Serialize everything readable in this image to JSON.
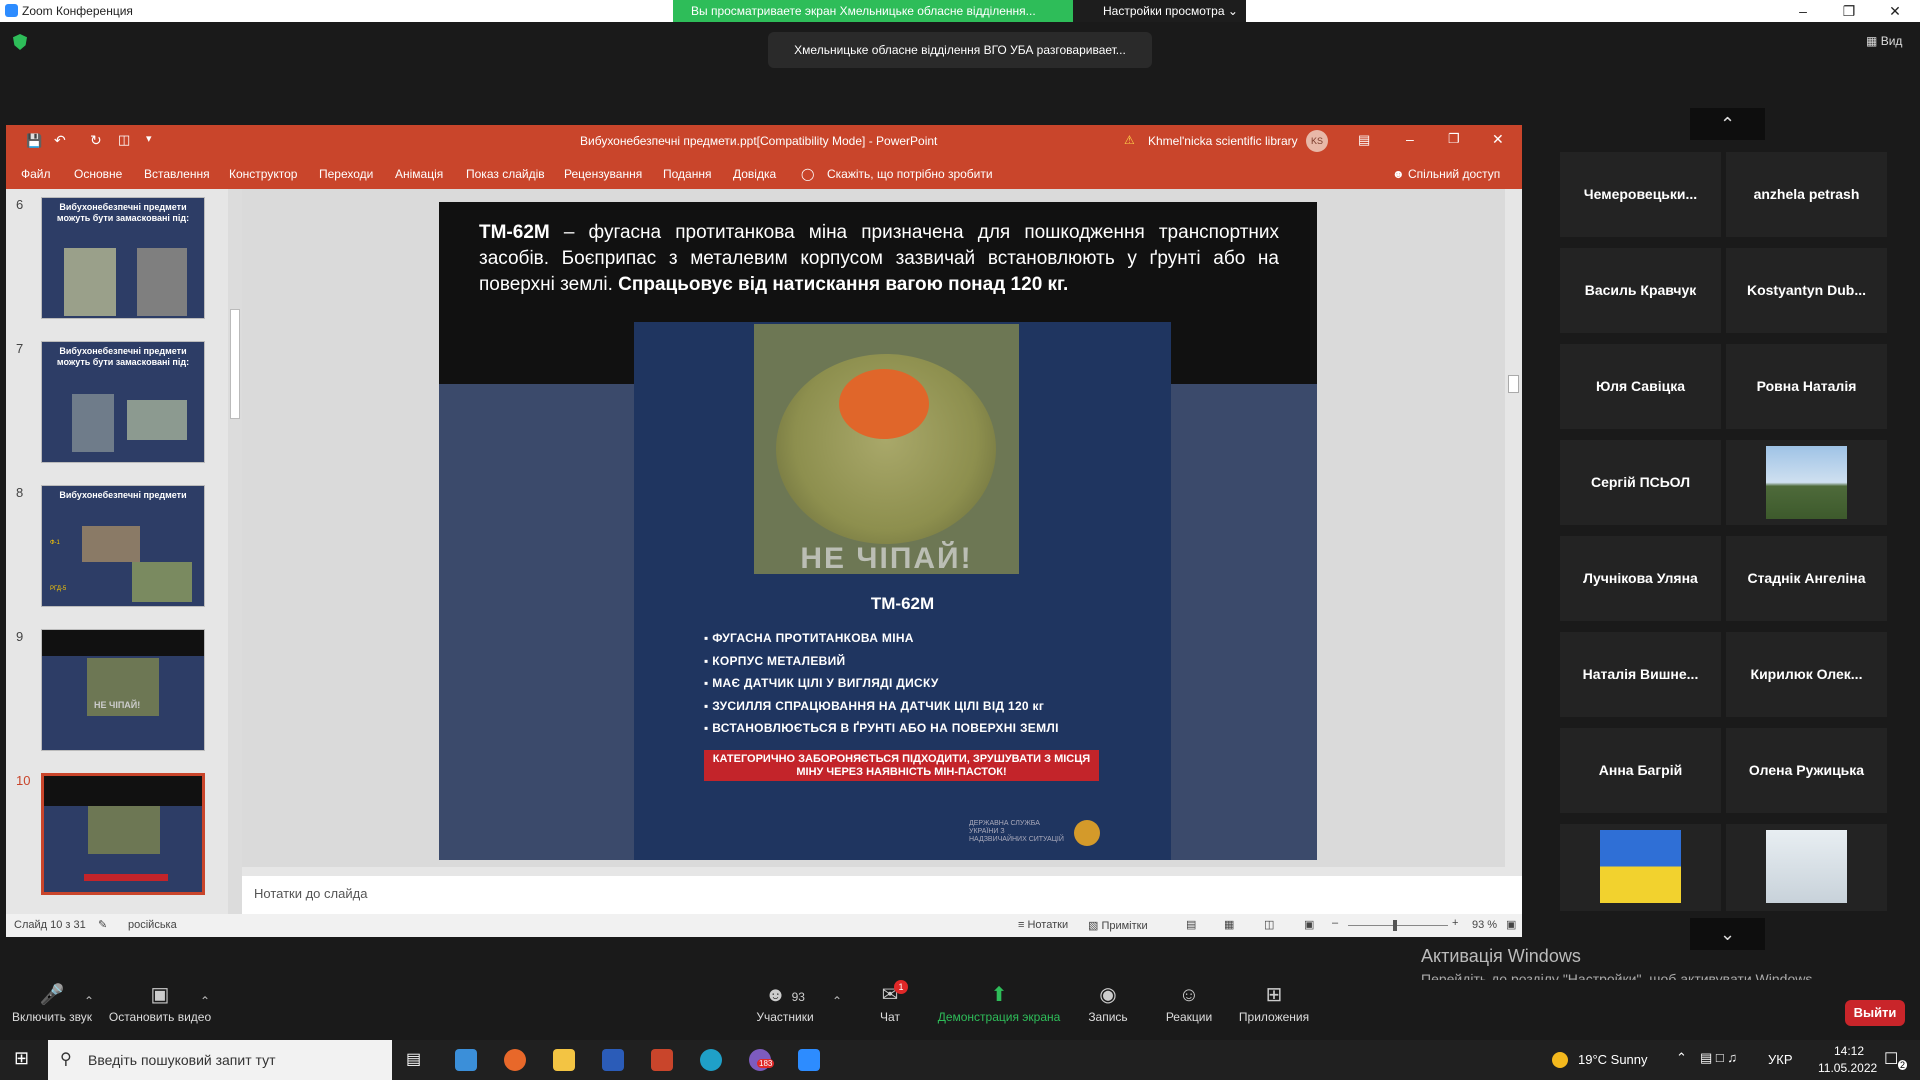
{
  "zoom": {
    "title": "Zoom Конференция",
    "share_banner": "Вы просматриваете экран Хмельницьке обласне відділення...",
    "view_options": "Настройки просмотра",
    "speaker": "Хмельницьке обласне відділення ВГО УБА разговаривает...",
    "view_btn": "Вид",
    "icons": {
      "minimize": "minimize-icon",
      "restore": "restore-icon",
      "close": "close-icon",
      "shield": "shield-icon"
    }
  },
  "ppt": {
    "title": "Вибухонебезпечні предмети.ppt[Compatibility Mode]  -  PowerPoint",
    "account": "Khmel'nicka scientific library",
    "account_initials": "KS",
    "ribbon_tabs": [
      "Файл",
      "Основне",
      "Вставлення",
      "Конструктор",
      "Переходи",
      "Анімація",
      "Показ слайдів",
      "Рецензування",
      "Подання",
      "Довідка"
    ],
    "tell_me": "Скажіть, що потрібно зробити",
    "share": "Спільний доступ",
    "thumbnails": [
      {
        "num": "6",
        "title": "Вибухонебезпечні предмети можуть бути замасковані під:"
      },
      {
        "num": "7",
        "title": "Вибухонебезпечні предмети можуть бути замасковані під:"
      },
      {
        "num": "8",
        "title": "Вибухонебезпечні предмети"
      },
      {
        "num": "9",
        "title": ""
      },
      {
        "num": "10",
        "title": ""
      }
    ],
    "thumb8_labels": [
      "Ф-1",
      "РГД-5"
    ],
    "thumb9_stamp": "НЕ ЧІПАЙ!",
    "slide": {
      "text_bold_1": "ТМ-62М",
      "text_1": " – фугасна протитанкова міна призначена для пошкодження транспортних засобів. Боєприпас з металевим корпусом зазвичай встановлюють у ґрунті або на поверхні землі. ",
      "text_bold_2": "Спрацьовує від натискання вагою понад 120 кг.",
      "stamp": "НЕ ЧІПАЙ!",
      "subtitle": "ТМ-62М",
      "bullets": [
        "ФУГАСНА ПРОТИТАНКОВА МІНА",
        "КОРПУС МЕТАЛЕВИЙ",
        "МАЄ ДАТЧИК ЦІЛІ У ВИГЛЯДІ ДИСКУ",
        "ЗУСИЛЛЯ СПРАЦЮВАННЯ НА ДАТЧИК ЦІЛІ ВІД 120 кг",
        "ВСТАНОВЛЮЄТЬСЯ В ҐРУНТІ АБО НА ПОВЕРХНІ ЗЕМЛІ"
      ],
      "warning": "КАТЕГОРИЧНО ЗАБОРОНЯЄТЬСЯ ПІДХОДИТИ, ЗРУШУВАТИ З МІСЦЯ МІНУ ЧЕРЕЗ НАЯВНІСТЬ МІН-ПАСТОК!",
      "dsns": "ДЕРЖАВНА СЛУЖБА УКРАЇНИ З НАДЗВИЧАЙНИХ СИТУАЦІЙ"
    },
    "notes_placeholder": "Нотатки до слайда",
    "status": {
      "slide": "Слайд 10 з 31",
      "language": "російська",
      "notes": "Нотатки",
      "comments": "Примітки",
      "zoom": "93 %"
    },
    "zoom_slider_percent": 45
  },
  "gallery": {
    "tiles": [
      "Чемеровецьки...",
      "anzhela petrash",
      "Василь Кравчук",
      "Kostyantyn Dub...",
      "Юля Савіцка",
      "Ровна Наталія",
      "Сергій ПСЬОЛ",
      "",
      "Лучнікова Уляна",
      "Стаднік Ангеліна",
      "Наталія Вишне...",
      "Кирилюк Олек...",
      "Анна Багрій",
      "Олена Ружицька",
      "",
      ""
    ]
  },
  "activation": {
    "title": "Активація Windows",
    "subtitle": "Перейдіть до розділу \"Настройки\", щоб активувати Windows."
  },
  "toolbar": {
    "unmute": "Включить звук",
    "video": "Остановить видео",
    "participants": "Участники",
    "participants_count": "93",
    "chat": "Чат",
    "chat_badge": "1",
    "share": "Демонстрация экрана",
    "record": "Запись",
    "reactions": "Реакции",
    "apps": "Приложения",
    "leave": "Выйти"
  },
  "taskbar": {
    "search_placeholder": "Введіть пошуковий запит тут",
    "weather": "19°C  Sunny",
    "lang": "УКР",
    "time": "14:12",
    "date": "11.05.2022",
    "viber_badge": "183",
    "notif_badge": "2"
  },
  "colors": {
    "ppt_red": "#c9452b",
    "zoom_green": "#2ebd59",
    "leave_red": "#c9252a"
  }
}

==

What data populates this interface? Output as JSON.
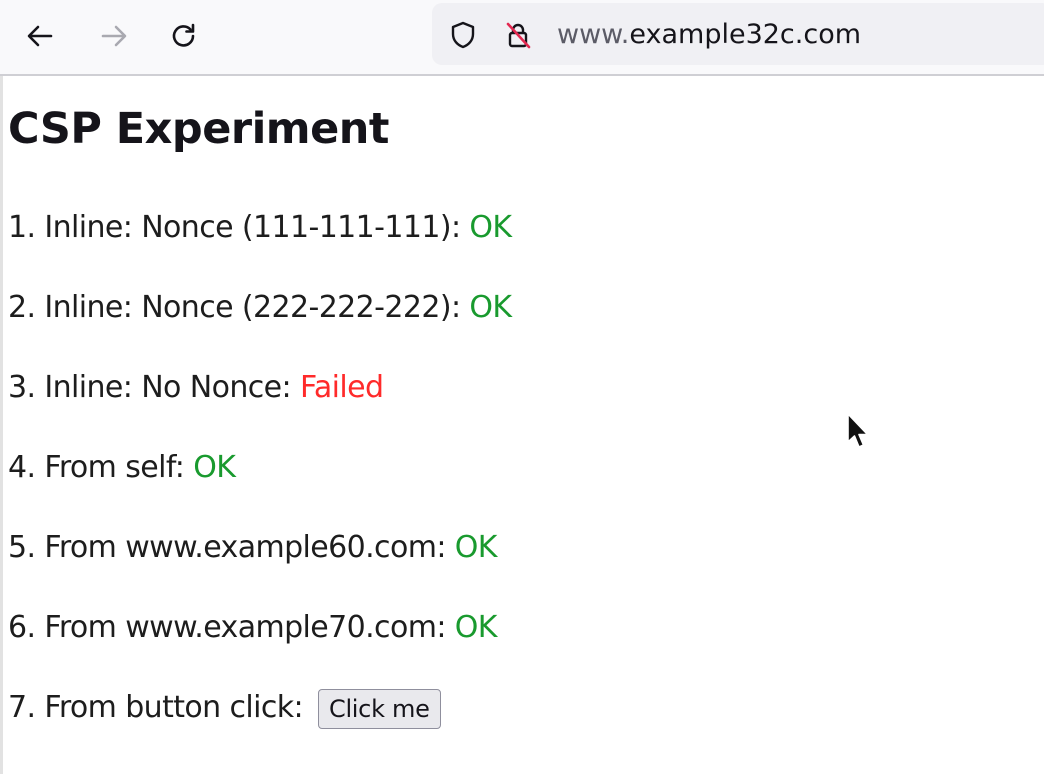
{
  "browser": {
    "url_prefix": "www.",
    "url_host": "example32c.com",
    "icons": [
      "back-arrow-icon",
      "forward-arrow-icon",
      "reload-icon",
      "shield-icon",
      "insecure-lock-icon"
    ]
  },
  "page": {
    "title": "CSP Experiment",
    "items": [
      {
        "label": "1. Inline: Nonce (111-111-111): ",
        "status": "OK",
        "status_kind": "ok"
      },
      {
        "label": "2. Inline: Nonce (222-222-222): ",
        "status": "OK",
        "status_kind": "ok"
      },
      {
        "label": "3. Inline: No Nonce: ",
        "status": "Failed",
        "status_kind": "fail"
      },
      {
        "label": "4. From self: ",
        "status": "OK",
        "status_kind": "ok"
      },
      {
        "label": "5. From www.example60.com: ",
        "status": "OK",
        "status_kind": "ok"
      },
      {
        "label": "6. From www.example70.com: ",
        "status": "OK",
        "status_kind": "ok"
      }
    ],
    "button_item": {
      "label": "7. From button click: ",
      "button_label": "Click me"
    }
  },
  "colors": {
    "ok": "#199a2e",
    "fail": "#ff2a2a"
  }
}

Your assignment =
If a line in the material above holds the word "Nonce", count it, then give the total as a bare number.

Solution to this problem =
3